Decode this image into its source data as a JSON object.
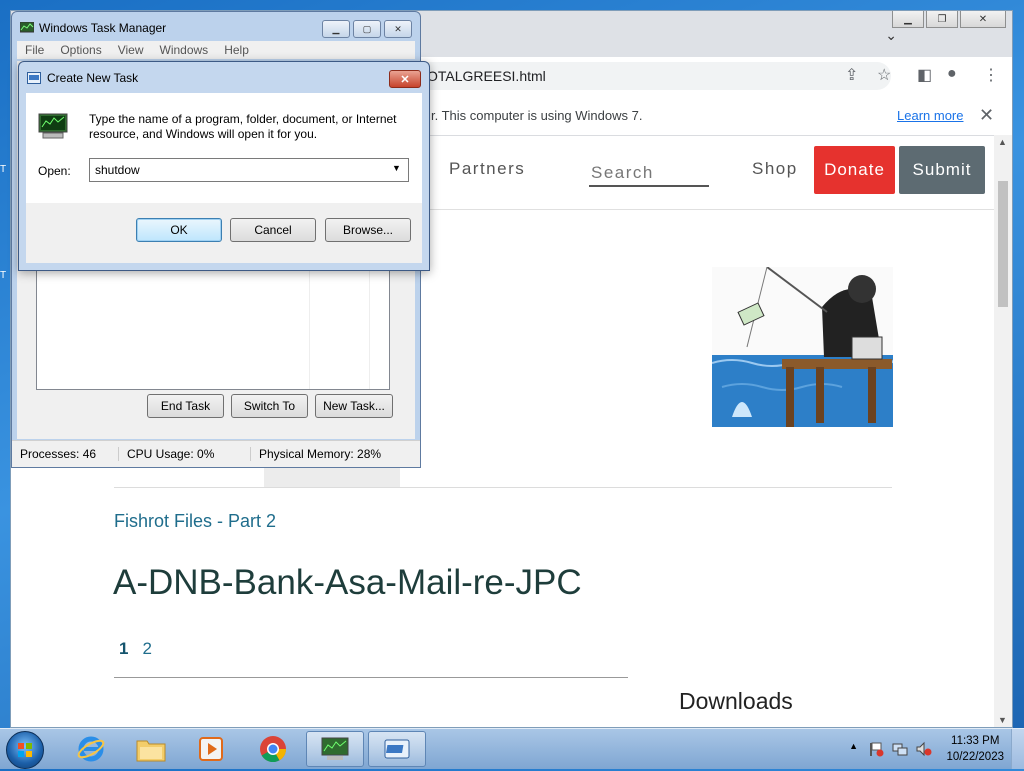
{
  "browser": {
    "url": "OTALGREESI.html",
    "infobar_message": "r. This computer is using Windows 7.",
    "infobar_link": "Learn more",
    "infobar_close": "✕"
  },
  "site": {
    "nav_partners": "Partners",
    "nav_search_placeholder": "Search",
    "nav_shop": "Shop",
    "donate_label": "Donate",
    "submit_label": "Submit",
    "breadcrumb": "Fishrot Files - Part 2",
    "title": "A-DNB-Bank-Asa-Mail-re-JPC",
    "pages": [
      "1",
      "2"
    ],
    "downloads_heading": "Downloads",
    "donate_color": "#e6322e",
    "submit_color": "#5d6b72"
  },
  "taskmgr": {
    "title": "Windows Task Manager",
    "menu": [
      "File",
      "Options",
      "View",
      "Windows",
      "Help"
    ],
    "buttons": {
      "end_task": "End Task",
      "switch_to": "Switch To",
      "new_task": "New Task..."
    },
    "status": {
      "processes": "Processes: 46",
      "cpu": "CPU Usage: 0%",
      "memory": "Physical Memory: 28%"
    }
  },
  "dialog": {
    "title": "Create New Task",
    "description": "Type the name of a program, folder, document, or Internet resource, and Windows will open it for you.",
    "open_label": "Open:",
    "open_value": "shutdow",
    "ok": "OK",
    "cancel": "Cancel",
    "browse": "Browse..."
  },
  "taskbar": {
    "apps": [
      "internet-explorer-icon",
      "file-explorer-icon",
      "media-player-icon",
      "chrome-icon",
      "task-manager-icon",
      "run-dialog-icon"
    ],
    "time": "11:33 PM",
    "date": "10/22/2023",
    "tray_arrow": "▲"
  }
}
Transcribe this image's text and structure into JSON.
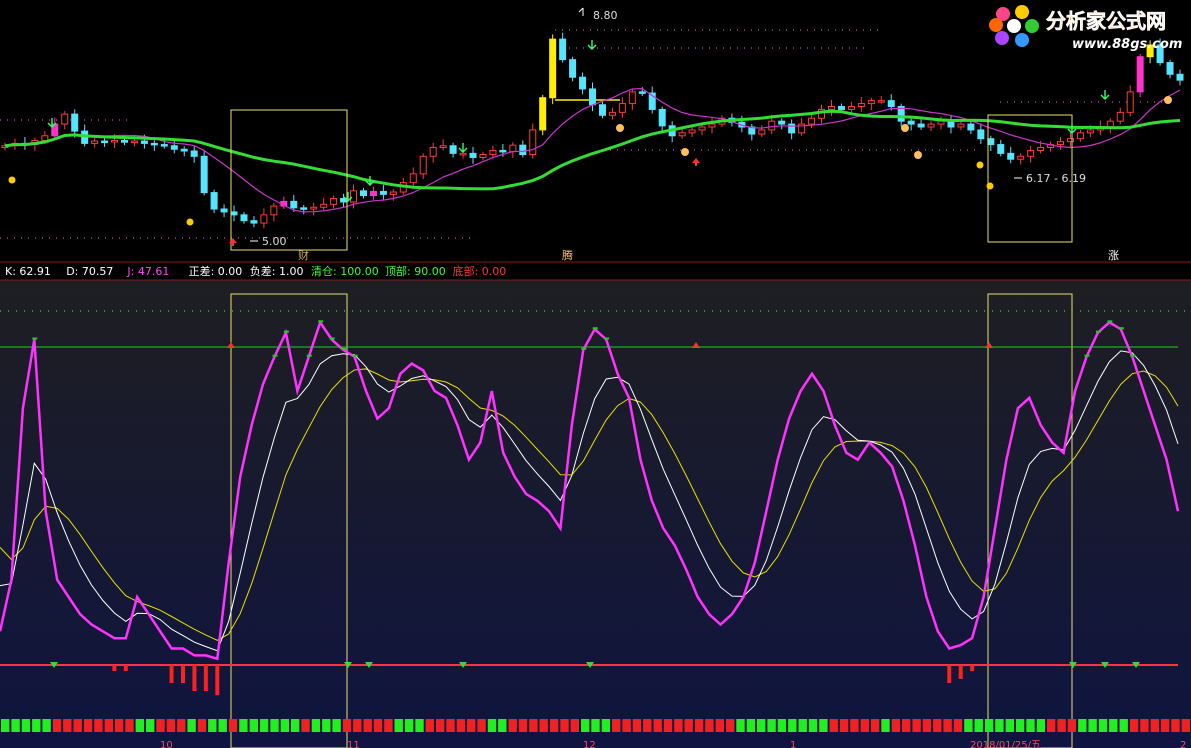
{
  "logo": {
    "title": "分析家公式网",
    "url": "www.88gs.com"
  },
  "price_annotations": {
    "high": "8.80",
    "low": "5.00",
    "range": "6.17 - 6.19"
  },
  "box_labels": [
    "财",
    "腾",
    "涨"
  ],
  "status_bar": [
    {
      "text": "K: 62.91",
      "color": "#ffffff"
    },
    {
      "text": "D: 70.57",
      "color": "#ffffff"
    },
    {
      "text": "J: 47.61",
      "color": "#ff44ff"
    },
    {
      "text": "正差: 0.00",
      "color": "#ffffff"
    },
    {
      "text": "负差: 1.00",
      "color": "#ffffff"
    },
    {
      "text": "清仓: 100.00",
      "color": "#33ff33"
    },
    {
      "text": "顶部: 90.00",
      "color": "#33ff33"
    },
    {
      "text": "底部: 0.00",
      "color": "#ff3333"
    }
  ],
  "date_labels": [
    "10",
    "11",
    "12",
    "1",
    "2018/01/25/五",
    "2"
  ],
  "colors": {
    "up": "#ff3b3b",
    "down": "#55e5ff",
    "yellow": "#ffee00",
    "magenta": "#ff33cc",
    "ma_long": "#33dd33",
    "ma_short": "#cc33cc",
    "box": "#e8e070",
    "k": "#ffffff",
    "d": "#e8e000",
    "j": "#ff33ff",
    "top_line": "#22cc22"
  },
  "chart_data": {
    "type": "candlestick+kdj",
    "price": {
      "ylim": [
        4.8,
        9.0
      ],
      "closes": [
        6.58,
        6.62,
        6.6,
        6.67,
        6.75,
        6.95,
        7.12,
        6.83,
        6.62,
        6.66,
        6.65,
        6.67,
        6.64,
        6.66,
        6.62,
        6.6,
        6.58,
        6.52,
        6.49,
        6.4,
        5.78,
        5.5,
        5.45,
        5.4,
        5.3,
        5.26,
        5.4,
        5.55,
        5.63,
        5.52,
        5.5,
        5.53,
        5.58,
        5.68,
        5.62,
        5.81,
        5.73,
        5.8,
        5.75,
        5.79,
        5.95,
        6.1,
        6.4,
        6.55,
        6.58,
        6.45,
        6.45,
        6.38,
        6.43,
        6.5,
        6.48,
        6.59,
        6.43,
        6.85,
        7.4,
        8.4,
        8.05,
        7.75,
        7.55,
        7.28,
        7.1,
        7.15,
        7.3,
        7.5,
        7.48,
        7.2,
        6.92,
        6.75,
        6.8,
        6.85,
        6.9,
        6.95,
        7.05,
        6.98,
        6.9,
        6.78,
        6.85,
        7.0,
        6.95,
        6.8,
        6.95,
        7.05,
        7.2,
        7.25,
        7.2,
        7.25,
        7.3,
        7.35,
        7.35,
        7.25,
        7.0,
        6.95,
        6.9,
        6.95,
        7.0,
        6.9,
        6.95,
        6.85,
        6.7,
        6.6,
        6.45,
        6.35,
        6.4,
        6.5,
        6.55,
        6.6,
        6.65,
        6.7,
        6.8,
        6.85,
        6.9,
        7.0,
        7.15,
        7.5,
        8.1,
        8.3,
        8.0,
        7.8,
        7.7
      ]
    },
    "kdj": {
      "ylim": [
        -10,
        110
      ],
      "j": [
        10,
        25,
        75,
        95,
        45,
        25,
        20,
        15,
        12,
        10,
        8,
        8,
        20,
        15,
        10,
        5,
        5,
        3,
        3,
        2,
        30,
        55,
        70,
        82,
        90,
        97,
        80,
        90,
        100,
        95,
        92,
        90,
        80,
        72,
        75,
        85,
        88,
        86,
        80,
        78,
        70,
        60,
        65,
        80,
        62,
        55,
        50,
        48,
        45,
        40,
        70,
        92,
        98,
        95,
        85,
        78,
        60,
        48,
        40,
        35,
        28,
        20,
        15,
        12,
        15,
        20,
        30,
        45,
        60,
        72,
        80,
        85,
        80,
        70,
        62,
        60,
        65,
        62,
        58,
        48,
        35,
        20,
        10,
        5,
        6,
        8,
        20,
        40,
        60,
        75,
        78,
        70,
        65,
        62,
        80,
        90,
        97,
        100,
        98,
        90,
        80,
        70,
        60,
        45
      ]
    }
  }
}
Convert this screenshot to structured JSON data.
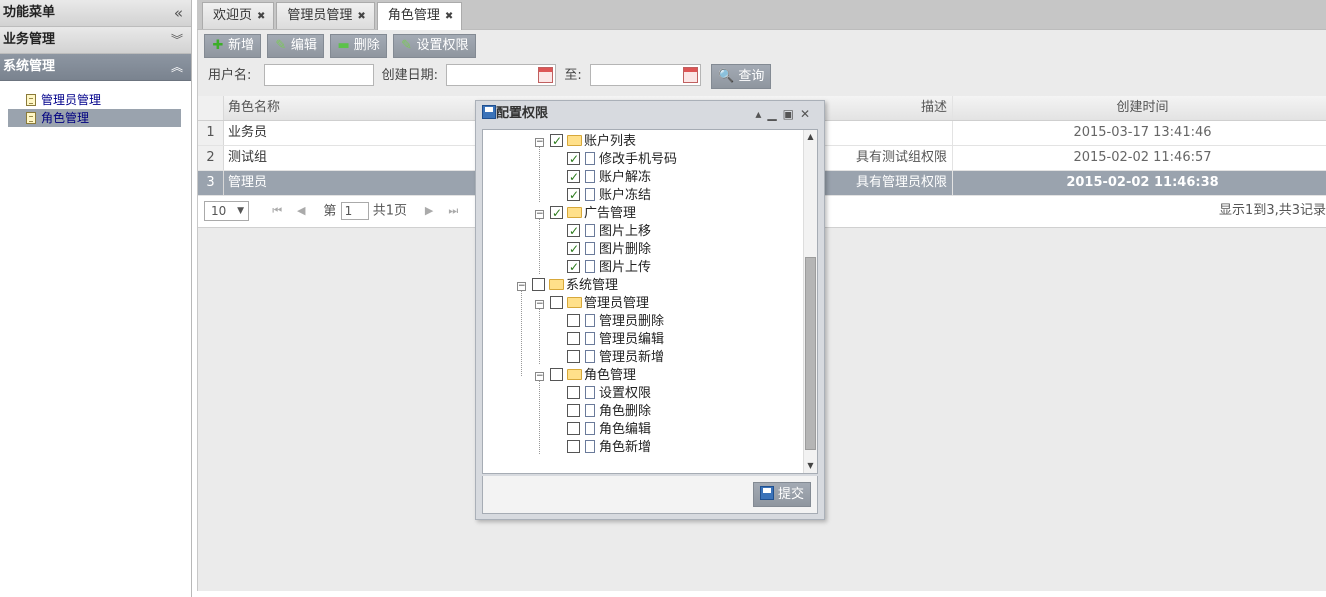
{
  "sidebar": {
    "title": "功能菜单",
    "collapse_icon": "double-chevron-left",
    "sections": [
      {
        "label": "业务管理",
        "icon": "double-chevron-down"
      },
      {
        "label": "系统管理",
        "icon": "double-chevron-up"
      }
    ],
    "items": [
      {
        "label": "管理员管理"
      },
      {
        "label": "角色管理"
      }
    ]
  },
  "tabs": [
    {
      "label": "欢迎页"
    },
    {
      "label": "管理员管理"
    },
    {
      "label": "角色管理"
    }
  ],
  "toolbar": {
    "add": "新增",
    "edit": "编辑",
    "delete": "删除",
    "set_permission": "设置权限"
  },
  "search": {
    "username_label": "用户名:",
    "date_label": "创建日期:",
    "to_label": "至:",
    "query_label": "查询"
  },
  "grid": {
    "columns": {
      "name": "角色名称",
      "desc": "描述",
      "time": "创建时间"
    },
    "rows": [
      {
        "num": "1",
        "name": "业务员",
        "desc": "",
        "time": "2015-03-17 13:41:46"
      },
      {
        "num": "2",
        "name": "测试组",
        "desc": "具有测试组权限",
        "time": "2015-02-02 11:46:57"
      },
      {
        "num": "3",
        "name": "管理员",
        "desc": "具有管理员权限",
        "time": "2015-02-02 11:46:38"
      }
    ]
  },
  "pager": {
    "page_size": "10",
    "page_prefix": "第",
    "page_value": "1",
    "page_suffix": "共1页",
    "info": "显示1到3,共3记录"
  },
  "dialog": {
    "title": "配置权限",
    "submit": "提交",
    "tree": [
      {
        "label": "账户列表",
        "checked": true
      },
      {
        "label": "修改手机号码",
        "checked": true
      },
      {
        "label": "账户解冻",
        "checked": true
      },
      {
        "label": "账户冻结",
        "checked": true
      },
      {
        "label": "广告管理",
        "checked": true
      },
      {
        "label": "图片上移",
        "checked": true
      },
      {
        "label": "图片删除",
        "checked": true
      },
      {
        "label": "图片上传",
        "checked": true
      },
      {
        "label": "系统管理",
        "checked": false
      },
      {
        "label": "管理员管理",
        "checked": false
      },
      {
        "label": "管理员删除",
        "checked": false
      },
      {
        "label": "管理员编辑",
        "checked": false
      },
      {
        "label": "管理员新增",
        "checked": false
      },
      {
        "label": "角色管理",
        "checked": false
      },
      {
        "label": "设置权限",
        "checked": false
      },
      {
        "label": "角色删除",
        "checked": false
      },
      {
        "label": "角色编辑",
        "checked": false
      },
      {
        "label": "角色新增",
        "checked": false
      }
    ]
  }
}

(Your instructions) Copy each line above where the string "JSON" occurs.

(Output for this exercise)
Decode this image into its source data as a JSON object.
Transcribe this image's text and structure into JSON.
Convert this screenshot to structured JSON data.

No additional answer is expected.